My lover is mine and I am his. ~ Song of Songs 2:16

Passage: Song of Songs 2

During the last few years I have communicated with a number of wives and husbands who are concerned about their mates’ other relationships. The scenario goes like this:  

My mate is very good friends with someone of the opposite sex. He/she spends lots of time with this person either on the phone or in person. I even overhear him/her talking about me and our marriage. I have expressed concern over this friendship, but my spouse repeatedly tells me that they’re nothing but friends and I’m just being jealous.

Sometimes the friendship existed before the couple got married, so the mate has had a platonic-but-close friendship with this special friend for years and has no intention of putting boundaries on it. Often the spouse who is expressing concern feels deeply betrayed and frustrated. And well he or she should.

Many times what is going on is an emotional affair. Emotional affairs happen when a platonic friendship turns into a crush or thoughts are entertained such as, “If I were single, this is the person I’d go after.” Sometimes light flirting happens. When the spouse involved in the emotional affair gripes or puts down his or her spouse or discusses negatives about the marriage, verbal infidelity has occurred. Often verbal unfaithfulness coupled with an emotional affair leads to sexual infidelity.

Emotional affairs resemble a sexually chaste dating relationship. When coworkers have emotional affairs, they regularly do special things for each other, such as bake cookies or small repair jobs. They might walk to their cars together at the end of the day and spend breaks and lunchtime with each other. Many times when a man has an affair with his secretary, she starts out doing thoughtful, wifely things for him. This grows into a friendship, which blossoms into an emotional affair, which eventually becomes sexual.

In order to combat any chances of an emotional affair, some Christians run every time they see someone of the opposite sex. This is really only necessary if the person is spiritually, emotionally, or sexually weak. In such cases, the remedy lies in strengthening the marriage and his or her relationship with God to the point that fierce loyalty to the spouse and the Lord overrides temptation.

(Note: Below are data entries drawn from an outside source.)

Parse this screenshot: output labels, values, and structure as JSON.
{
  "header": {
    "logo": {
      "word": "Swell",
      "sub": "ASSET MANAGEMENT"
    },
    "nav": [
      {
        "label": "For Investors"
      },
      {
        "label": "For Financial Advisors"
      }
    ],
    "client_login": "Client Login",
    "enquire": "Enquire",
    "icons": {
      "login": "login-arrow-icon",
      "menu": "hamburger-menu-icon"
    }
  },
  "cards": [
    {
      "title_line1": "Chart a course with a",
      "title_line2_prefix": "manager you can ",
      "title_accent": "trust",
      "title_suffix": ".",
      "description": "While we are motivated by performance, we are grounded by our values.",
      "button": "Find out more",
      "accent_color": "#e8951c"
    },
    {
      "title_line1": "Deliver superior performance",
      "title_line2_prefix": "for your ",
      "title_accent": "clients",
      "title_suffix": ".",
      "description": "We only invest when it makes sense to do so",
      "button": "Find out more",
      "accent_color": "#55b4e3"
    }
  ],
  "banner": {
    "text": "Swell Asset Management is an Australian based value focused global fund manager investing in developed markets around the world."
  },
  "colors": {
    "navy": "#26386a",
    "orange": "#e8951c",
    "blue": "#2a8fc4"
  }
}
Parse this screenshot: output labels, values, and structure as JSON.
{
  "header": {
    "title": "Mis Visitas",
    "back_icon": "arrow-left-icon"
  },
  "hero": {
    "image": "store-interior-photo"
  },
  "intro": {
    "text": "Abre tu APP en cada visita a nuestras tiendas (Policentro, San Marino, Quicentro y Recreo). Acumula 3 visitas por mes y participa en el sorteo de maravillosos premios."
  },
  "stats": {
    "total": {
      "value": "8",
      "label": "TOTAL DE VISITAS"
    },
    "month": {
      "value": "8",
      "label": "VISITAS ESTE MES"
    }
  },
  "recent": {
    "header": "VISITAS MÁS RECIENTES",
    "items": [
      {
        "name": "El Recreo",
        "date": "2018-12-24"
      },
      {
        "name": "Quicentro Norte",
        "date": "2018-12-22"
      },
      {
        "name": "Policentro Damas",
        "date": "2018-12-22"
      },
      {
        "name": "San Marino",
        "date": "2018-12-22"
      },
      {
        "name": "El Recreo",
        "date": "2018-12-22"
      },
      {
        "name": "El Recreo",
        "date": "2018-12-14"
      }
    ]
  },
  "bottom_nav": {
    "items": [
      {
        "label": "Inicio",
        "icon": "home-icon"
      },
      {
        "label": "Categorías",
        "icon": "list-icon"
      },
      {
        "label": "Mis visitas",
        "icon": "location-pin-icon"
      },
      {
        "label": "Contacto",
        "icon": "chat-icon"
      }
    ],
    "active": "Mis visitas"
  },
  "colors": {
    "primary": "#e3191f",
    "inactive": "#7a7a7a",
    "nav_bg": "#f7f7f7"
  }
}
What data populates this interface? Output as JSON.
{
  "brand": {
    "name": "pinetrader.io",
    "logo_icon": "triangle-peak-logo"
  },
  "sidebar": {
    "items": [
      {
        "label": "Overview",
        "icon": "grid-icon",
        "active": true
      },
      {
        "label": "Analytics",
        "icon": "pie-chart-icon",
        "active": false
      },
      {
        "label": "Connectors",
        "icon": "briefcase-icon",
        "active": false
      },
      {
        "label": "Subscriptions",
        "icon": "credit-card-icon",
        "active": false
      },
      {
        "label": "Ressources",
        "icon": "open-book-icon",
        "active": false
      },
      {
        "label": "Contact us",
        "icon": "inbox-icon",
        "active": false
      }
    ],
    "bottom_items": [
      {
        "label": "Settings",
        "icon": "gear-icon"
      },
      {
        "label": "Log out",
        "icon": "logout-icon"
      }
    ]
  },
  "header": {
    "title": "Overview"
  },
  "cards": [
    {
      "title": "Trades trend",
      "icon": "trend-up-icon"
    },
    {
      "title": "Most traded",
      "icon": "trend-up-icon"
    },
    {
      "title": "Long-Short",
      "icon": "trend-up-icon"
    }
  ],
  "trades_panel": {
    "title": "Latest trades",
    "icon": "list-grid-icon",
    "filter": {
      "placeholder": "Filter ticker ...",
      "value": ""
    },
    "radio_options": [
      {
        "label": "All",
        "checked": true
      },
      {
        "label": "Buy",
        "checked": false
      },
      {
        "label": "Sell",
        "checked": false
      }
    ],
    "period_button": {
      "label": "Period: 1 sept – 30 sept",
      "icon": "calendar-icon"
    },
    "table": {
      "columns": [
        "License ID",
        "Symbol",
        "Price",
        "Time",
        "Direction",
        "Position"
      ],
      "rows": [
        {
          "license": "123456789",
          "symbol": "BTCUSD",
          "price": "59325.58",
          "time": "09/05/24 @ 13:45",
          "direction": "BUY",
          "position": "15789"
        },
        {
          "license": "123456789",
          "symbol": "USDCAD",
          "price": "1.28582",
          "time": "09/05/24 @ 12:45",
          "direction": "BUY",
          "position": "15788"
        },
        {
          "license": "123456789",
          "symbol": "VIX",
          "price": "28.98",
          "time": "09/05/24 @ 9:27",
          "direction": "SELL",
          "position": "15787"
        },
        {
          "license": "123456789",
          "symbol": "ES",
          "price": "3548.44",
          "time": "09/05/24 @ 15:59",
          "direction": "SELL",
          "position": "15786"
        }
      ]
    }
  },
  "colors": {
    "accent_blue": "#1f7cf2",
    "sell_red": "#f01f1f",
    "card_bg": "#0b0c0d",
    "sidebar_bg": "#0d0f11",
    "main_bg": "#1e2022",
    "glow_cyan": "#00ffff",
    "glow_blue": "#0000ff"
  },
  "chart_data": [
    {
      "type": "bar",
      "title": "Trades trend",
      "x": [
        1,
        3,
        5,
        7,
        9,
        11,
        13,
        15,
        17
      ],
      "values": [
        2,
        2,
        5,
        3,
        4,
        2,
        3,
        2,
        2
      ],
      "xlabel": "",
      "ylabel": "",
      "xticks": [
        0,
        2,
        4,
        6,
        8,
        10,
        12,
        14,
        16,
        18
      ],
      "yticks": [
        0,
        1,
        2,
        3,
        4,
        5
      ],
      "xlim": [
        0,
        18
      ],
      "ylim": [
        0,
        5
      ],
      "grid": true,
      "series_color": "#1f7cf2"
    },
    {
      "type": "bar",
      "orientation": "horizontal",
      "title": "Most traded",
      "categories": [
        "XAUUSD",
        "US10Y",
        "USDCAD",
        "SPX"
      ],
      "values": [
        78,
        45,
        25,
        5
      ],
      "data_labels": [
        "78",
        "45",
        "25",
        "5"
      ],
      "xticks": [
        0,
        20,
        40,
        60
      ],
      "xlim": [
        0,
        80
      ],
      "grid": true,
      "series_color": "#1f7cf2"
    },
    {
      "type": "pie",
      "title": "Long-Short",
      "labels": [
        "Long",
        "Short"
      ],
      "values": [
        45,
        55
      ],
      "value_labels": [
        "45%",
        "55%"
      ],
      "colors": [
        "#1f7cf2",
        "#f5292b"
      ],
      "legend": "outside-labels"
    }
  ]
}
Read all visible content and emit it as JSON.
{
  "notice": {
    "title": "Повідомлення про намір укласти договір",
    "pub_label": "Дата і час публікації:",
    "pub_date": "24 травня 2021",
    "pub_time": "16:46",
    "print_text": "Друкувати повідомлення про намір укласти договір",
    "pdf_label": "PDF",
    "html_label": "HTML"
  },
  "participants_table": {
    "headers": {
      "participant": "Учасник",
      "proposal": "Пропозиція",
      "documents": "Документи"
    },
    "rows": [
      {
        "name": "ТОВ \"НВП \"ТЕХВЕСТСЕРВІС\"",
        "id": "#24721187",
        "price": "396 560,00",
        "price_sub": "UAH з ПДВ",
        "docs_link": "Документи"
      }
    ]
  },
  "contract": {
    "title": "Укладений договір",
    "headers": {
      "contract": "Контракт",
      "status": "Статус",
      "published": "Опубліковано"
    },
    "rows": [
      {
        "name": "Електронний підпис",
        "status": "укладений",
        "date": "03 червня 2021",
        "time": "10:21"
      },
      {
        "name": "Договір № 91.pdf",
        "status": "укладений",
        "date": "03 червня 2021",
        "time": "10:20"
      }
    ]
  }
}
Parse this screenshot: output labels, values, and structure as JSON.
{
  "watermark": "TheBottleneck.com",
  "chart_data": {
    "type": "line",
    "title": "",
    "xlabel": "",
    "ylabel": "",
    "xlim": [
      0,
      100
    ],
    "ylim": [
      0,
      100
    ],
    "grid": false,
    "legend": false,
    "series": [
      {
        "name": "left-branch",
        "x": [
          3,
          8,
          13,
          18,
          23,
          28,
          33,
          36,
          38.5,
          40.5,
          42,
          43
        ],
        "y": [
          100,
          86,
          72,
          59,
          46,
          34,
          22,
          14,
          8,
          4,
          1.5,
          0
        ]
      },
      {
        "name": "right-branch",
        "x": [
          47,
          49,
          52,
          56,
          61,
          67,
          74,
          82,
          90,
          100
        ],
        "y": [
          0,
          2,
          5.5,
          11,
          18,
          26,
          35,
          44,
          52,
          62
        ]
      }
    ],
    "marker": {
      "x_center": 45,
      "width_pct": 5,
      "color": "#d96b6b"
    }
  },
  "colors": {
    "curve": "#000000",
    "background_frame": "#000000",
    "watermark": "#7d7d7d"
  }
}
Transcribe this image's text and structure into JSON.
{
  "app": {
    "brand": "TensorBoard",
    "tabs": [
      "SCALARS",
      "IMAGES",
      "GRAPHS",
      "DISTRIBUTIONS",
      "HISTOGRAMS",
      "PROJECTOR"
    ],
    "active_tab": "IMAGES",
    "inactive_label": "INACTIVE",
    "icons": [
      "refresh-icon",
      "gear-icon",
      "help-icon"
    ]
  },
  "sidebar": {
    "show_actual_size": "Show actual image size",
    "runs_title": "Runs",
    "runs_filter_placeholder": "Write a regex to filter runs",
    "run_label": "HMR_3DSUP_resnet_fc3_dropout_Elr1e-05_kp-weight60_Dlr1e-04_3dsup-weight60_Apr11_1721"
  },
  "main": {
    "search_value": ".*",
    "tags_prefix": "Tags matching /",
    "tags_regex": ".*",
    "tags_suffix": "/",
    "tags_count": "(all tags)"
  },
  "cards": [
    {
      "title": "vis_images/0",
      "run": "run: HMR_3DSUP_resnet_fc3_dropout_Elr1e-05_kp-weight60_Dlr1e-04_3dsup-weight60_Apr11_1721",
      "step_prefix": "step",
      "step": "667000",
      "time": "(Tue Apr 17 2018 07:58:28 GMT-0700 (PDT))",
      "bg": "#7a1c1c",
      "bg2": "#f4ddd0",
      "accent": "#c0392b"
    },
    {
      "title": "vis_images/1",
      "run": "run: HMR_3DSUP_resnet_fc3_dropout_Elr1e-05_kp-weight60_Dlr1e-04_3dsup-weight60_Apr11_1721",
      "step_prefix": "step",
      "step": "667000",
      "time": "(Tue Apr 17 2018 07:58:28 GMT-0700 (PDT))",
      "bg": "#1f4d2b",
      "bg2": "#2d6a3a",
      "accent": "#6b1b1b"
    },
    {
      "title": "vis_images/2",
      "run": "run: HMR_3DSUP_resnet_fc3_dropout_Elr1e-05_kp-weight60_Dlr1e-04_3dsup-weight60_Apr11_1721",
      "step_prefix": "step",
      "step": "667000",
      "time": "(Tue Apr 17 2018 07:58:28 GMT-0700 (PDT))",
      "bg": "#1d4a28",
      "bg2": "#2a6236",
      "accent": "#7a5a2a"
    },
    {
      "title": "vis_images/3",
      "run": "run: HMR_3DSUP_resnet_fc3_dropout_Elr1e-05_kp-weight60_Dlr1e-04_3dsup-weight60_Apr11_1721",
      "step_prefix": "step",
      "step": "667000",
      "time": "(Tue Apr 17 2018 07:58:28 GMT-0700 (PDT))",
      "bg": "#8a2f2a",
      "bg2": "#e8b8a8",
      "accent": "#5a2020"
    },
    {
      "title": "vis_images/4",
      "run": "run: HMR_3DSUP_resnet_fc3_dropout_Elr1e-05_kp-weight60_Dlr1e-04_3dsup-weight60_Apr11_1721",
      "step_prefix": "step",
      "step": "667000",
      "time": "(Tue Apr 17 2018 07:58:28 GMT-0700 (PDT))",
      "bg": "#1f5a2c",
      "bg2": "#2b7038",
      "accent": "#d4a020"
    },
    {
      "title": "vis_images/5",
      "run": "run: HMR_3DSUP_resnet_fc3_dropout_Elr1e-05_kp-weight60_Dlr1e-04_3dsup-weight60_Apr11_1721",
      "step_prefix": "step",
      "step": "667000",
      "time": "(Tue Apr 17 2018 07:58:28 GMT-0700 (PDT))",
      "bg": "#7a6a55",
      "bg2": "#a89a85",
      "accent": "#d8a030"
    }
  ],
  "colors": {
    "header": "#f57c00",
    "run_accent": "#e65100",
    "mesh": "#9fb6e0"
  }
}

People have to work and interact with people of the opposite sex. In our ministry, my husband and I are surrounded by male and female acquaintances and associates. We’re both very careful to not let any of these friendships grow into a relationship that might lead to an emotional affair. If we sense someone is too interested, Daniel and I report to each other with a “What do you think? Am I being paranoid or do you think this person might be trying to warm up to me?” Many times Daniel and I validate what the other is sensing. Then we quietly put boundaries on that person. I’ve found that sometimes Christians who are wholly dedicated to the Lord can go from one emotional affair to another without realizing or recognizing what’s happening.

Occasionally baking cookies for business associates or walking to a vehicle together or having a business-related lunch doesn’t automatically mean someone is having an emotional affair. These deeds can be a necessity or simply a polite consideration and nothing more. However, it’s wise to be on guard so that habitual kindnesses don’t grow into more…not only for you, but also for the other party.

As the outgoing, friendly sort who talks to everyone, I’ve learned the hard way that those who are emotionally needy can view the offer of friendship as something more personal and serious. Now that I’m a much older and wiser woman, I’m polite but careful to never give men a reason to think I’m available emotionally or otherwise. I also frequently mention God, my husband, and my family and keep conversations benign.